Mony-building.jpg
General information
Coordinates 40°45′54″N 73°58′54″W / 40.765063°N 73.981649°W / 40.765063; -73.981649
Completed 1950
Owner Vornado Realty Trust
Height
Antenna spire 375 ft (114 m)
Technical details
Floor count 26
Floor area approx. 600,000 sq ft (56,000 m2)
Lifts/elevators 14 (13 passenger, 1 freight)
Design and construction
Architect Shreve, Lamb & Harmon Associates

1740 Broadway (formerly the MONY Building or Mutual of New York Building) is a 26-story building in Midtown Manhattan in New York City which is owned by Vornado Realty Trust. Located on the east side of Broadway between 55th and 56th Streets,[1] it shares a trapezoid-shaped city block with the Park Central Hotel.

Signage on the facade[edit]

Its most famous attribute was once a sign at the top of its facade which advertised for Mutual of New York, the structure's original owner. The first version spelled out the entire name, with the first letter of each of the words in it (MONY) being red neon lighting which was twice the size of the rest. It was in this form that the sign served as both the inspiration for Tommy James and the Shondells' 1968 hit single "Mony Mony" and as a motif in Midnight Cowboy. The subsequent version was the corporate logo, which was the insurance company's acronym with a dollar sign inside the "O."[2][3]

The MONY sign was removed by Vornado in December 2007, and replaced with "1740" to reflect its street address. The numerals, 8 12 feet (2.6 meters) tall and in Futura typeface, are illuminated at night by white light-emitting diodes.[3]

The Weather Star[edit]

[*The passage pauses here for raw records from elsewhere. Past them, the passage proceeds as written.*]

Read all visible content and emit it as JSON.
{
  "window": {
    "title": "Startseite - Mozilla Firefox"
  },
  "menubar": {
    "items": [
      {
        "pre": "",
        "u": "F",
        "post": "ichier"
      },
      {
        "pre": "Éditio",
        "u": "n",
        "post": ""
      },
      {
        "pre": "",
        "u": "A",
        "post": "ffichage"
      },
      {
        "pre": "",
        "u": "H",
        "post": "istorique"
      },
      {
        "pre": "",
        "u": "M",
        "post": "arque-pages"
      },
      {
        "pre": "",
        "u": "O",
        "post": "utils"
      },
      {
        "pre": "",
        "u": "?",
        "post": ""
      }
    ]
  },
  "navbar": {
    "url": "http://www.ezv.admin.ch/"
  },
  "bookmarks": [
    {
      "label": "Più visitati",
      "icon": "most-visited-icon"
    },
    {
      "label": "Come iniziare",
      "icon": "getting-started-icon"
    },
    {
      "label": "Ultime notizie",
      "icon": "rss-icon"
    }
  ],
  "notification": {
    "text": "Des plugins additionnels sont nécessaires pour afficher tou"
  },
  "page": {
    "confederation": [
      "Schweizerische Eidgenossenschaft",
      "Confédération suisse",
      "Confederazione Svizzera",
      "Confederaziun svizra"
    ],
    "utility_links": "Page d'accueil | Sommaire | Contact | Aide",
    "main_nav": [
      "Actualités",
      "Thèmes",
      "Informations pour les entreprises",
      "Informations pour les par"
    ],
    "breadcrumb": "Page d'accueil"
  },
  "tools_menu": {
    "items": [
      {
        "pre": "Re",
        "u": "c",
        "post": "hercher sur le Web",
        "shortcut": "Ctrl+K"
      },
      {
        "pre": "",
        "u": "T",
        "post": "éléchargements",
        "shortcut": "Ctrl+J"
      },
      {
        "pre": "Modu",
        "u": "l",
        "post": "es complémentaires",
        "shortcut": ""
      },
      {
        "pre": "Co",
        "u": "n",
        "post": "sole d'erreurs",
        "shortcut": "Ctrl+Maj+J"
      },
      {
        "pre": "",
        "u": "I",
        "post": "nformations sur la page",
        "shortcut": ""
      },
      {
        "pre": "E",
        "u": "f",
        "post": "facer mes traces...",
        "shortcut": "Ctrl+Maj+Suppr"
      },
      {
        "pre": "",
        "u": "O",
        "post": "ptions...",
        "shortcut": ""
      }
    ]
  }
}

Perched on the roof is the Weather Star, a 150-foot (46 m) tower of lights topped with a star which was built by Artkraft Strauss. The star was green if the following day's weather forecast was fair, orange for cloudy, flashing orange for rain and flashing white for snow. The direction the lights on the tower moved depended on whether the temperatures were expected to rise or fall; absence of movement meant no change. The Weather Star is still operable, but it's no longer used for meteorological forecasting purposes. At the base of the tower is a four-sided electronic digital board that has always displayed the current time and temperature.[3]

Mutual Life Insurance Company of New York built the structure in 1950 for its corporate headquarters. The architect Shreve, Lamb and Harmon also designed the Empire State Building. It left the building after being acquired by AXA. Mutual Insurance had been renamed MONY Life Insurance Company in 1998.[4] The building was completely renovated in 2007.[1]

Daytime View of the 1740 Broadway Building from another Tower. The "Weather Star" can be seen on top.

Tenants[edit]

References[edit]

External links[edit]